* [PROBLEM TO WORK ON]:
All lines of the material should be given again exactly.

(MATERIAL FOR THIS EXERCISE)

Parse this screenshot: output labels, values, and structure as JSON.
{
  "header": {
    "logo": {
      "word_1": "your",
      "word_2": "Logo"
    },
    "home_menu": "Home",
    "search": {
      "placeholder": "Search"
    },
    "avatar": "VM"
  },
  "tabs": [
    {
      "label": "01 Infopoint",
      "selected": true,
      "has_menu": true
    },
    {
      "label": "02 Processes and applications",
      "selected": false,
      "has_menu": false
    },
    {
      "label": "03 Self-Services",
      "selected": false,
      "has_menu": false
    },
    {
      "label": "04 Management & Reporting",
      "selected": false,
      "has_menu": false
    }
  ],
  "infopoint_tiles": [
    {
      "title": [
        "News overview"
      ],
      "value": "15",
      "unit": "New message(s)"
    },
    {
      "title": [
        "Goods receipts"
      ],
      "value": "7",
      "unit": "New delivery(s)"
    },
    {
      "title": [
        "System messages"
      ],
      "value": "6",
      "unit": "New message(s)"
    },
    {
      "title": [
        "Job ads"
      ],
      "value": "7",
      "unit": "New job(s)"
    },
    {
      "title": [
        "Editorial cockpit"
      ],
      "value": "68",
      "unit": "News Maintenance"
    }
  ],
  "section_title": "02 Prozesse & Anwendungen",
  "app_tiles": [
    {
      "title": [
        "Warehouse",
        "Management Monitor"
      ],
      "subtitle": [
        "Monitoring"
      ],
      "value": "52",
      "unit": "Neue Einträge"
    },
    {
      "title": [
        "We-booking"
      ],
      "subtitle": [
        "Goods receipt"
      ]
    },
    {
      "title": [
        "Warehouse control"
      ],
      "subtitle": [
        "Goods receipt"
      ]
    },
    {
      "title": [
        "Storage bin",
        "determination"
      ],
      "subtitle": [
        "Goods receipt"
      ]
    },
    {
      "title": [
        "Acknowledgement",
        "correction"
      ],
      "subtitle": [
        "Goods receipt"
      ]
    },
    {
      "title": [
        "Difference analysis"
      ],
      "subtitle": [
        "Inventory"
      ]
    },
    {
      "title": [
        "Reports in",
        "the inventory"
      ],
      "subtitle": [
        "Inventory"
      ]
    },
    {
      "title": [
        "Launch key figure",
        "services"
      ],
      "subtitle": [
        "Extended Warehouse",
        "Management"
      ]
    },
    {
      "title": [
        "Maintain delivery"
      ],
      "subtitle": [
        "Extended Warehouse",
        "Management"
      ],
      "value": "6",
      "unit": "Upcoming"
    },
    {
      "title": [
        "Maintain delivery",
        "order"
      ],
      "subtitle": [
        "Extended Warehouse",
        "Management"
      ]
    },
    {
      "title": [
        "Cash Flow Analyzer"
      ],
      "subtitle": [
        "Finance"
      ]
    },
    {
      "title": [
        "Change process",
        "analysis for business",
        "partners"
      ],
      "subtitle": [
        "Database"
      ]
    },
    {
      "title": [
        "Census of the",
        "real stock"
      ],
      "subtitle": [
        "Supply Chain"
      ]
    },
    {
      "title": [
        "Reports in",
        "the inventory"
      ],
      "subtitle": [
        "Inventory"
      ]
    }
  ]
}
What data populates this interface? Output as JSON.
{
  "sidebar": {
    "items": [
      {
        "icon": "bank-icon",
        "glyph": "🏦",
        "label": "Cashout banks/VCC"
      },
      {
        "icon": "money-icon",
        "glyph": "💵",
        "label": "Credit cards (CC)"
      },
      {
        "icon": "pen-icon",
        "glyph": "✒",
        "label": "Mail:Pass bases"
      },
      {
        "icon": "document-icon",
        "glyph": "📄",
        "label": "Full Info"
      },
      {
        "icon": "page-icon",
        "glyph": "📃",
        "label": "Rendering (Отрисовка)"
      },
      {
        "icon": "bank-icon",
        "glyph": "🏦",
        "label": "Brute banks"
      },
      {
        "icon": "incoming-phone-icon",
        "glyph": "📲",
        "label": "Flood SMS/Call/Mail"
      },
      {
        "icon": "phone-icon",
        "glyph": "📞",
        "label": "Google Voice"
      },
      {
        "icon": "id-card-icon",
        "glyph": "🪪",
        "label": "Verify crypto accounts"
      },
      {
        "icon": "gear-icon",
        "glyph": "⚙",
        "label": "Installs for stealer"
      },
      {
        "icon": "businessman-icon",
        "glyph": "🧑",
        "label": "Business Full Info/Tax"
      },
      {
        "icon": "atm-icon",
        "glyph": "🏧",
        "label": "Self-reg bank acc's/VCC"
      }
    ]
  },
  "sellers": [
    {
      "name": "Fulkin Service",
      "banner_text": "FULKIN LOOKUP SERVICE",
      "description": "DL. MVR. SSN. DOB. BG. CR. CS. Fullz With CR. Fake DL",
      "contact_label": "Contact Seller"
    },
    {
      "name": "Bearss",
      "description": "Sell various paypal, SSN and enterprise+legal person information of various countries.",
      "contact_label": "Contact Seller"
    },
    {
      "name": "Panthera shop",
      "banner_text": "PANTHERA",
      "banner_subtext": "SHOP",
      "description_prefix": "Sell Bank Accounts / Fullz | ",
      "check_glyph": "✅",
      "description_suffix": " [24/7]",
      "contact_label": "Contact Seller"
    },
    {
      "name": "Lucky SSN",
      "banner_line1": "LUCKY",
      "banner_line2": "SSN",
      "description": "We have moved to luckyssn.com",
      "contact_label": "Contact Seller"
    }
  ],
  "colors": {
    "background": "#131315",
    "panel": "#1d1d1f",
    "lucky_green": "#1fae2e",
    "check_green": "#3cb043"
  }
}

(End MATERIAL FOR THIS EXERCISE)

* [SOLUTION TO THE EXERCISE]:
Parse this screenshot: output labels, values, and structure as JSON.
{
  "header": {
    "logo": {
      "word_1": "your",
      "word_2": "Logo"
    },
    "home_menu": "Home",
    "search": {
      "placeholder": "Search"
    },
    "avatar": "VM"
  },
  "tabs": [
    {
      "label": "01 Infopoint",
      "selected": true,
      "has_menu": true
    },
    {
      "label": "02 Processes and applications",
      "selected": false,
      "has_menu": false
    },
    {
      "label": "03 Self-Services",
      "selected": false,
      "has_menu": false
    },
    {
      "label": "04 Management & Reporting",
      "selected": false,
      "has_menu": false
    }
  ],
  "infopoint_tiles": [
    {
      "title": [
        "News overview"
      ],
      "value": "15",
      "unit": "New message(s)"
    },
    {
      "title": [
        "Goods receipts"
      ],
      "value": "7",
      "unit": "New delivery(s)"
    },
    {
      "title": [
        "System messages"
      ],
      "value": "6",
      "unit": "New message(s)"
    },
    {
      "title": [
        "Job ads"
      ],
      "value": "7",
      "unit": "New job(s)"
    },
    {
      "title": [
        "Editorial cockpit"
      ],
      "value": "68",
      "unit": "News Maintenance"
    }
  ],
  "section_title": "02 Prozesse & Anwendungen",
  "app_tiles": [
    {
      "title": [
        "Warehouse",
        "Management Monitor"
      ],
      "subtitle": [
        "Monitoring"
      ],
      "value": "52",
      "unit": "Neue Einträge"
    },
    {
      "title": [
        "We-booking"
      ],
      "subtitle": [
        "Goods receipt"
      ]
    },
    {
      "title": [
        "Warehouse control"
      ],
      "subtitle": [
        "Goods receipt"
      ]
    },
    {
      "title": [
        "Storage bin",
        "determination"
      ],
      "subtitle": [
        "Goods receipt"
      ]
    },
    {
      "title": [
        "Acknowledgement",
        "correction"
      ],
      "subtitle": [
        "Goods receipt"
      ]
    },
    {
      "title": [
        "Difference analysis"
      ],
      "subtitle": [
        "Inventory"
      ]
    },
    {
      "title": [
        "Reports in",
        "the inventory"
      ],
      "subtitle": [
        "Inventory"
      ]
    },
    {
      "title": [
        "Launch key figure",
        "services"
      ],
      "subtitle": [
        "Extended Warehouse",
        "Management"
      ]
    },
    {
      "title": [
        "Maintain delivery"
      ],
      "subtitle": [
        "Extended Warehouse",
        "Management"
      ],
      "value": "6",
      "unit": "Upcoming"
    },
    {
      "title": [
        "Maintain delivery",
        "order"
      ],
      "subtitle": [
        "Extended Warehouse",
        "Management"
      ]
    },
    {
      "title": [
        "Cash Flow Analyzer"
      ],
      "subtitle": [
        "Finance"
      ]
    },
    {
      "title": [
        "Change process",
        "analysis for business",
        "partners"
      ],
      "subtitle": [
        "Database"
      ]
    },
    {
      "title": [
        "Census of the",
        "real stock"
      ],
      "subtitle": [
        "Supply Chain"
      ]
    },
    {
      "title": [
        "Reports in",
        "the inventory"
      ],
      "subtitle": [
        "Inventory"
      ]
    }
  ]
}
What data populates this interface? Output as JSON.
{
  "sidebar": {
    "items": [
      {
        "icon": "bank-icon",
        "glyph": "🏦",
        "label": "Cashout banks/VCC"
      },
      {
        "icon": "money-icon",
        "glyph": "💵",
        "label": "Credit cards (CC)"
      },
      {
        "icon": "pen-icon",
        "glyph": "✒",
        "label": "Mail:Pass bases"
      },
      {
        "icon": "document-icon",
        "glyph": "📄",
        "label": "Full Info"
      },
      {
        "icon": "page-icon",
        "glyph": "📃",
        "label": "Rendering (Отрисовка)"
      },
      {
        "icon": "bank-icon",
        "glyph": "🏦",
        "label": "Brute banks"
      },
      {
        "icon": "incoming-phone-icon",
        "glyph": "📲",
        "label": "Flood SMS/Call/Mail"
      },
      {
        "icon": "phone-icon",
        "glyph": "📞",
        "label": "Google Voice"
      },
      {
        "icon": "id-card-icon",
        "glyph": "🪪",
        "label": "Verify crypto accounts"
      },
      {
        "icon": "gear-icon",
        "glyph": "⚙",
        "label": "Installs for stealer"
      },
      {
        "icon": "businessman-icon",
        "glyph": "🧑",
        "label": "Business Full Info/Tax"
      },
      {
        "icon": "atm-icon",
        "glyph": "🏧",
        "label": "Self-reg bank acc's/VCC"
      }
    ]
  },
  "sellers": [
    {
      "name": "Fulkin Service",
      "banner_text": "FULKIN LOOKUP SERVICE",
      "description": "DL. MVR. SSN. DOB. BG. CR. CS. Fullz With CR. Fake DL",
      "contact_label": "Contact Seller"
    },
    {
      "name": "Bearss",
      "description": "Sell various paypal, SSN and enterprise+legal person information of various countries.",
      "contact_label": "Contact Seller"
    },
    {
      "name": "Panthera shop",
      "banner_text": "PANTHERA",
      "banner_subtext": "SHOP",
      "description_prefix": "Sell Bank Accounts / Fullz | ",
      "check_glyph": "✅",
      "description_suffix": " [24/7]",
      "contact_label": "Contact Seller"
    },
    {
      "name": "Lucky SSN",
      "banner_line1": "LUCKY",
      "banner_line2": "SSN",
      "description": "We have moved to luckyssn.com",
      "contact_label": "Contact Seller"
    }
  ],
  "colors": {
    "background": "#131315",
    "panel": "#1d1d1f",
    "lucky_green": "#1fae2e",
    "check_green": "#3cb043"
  }
}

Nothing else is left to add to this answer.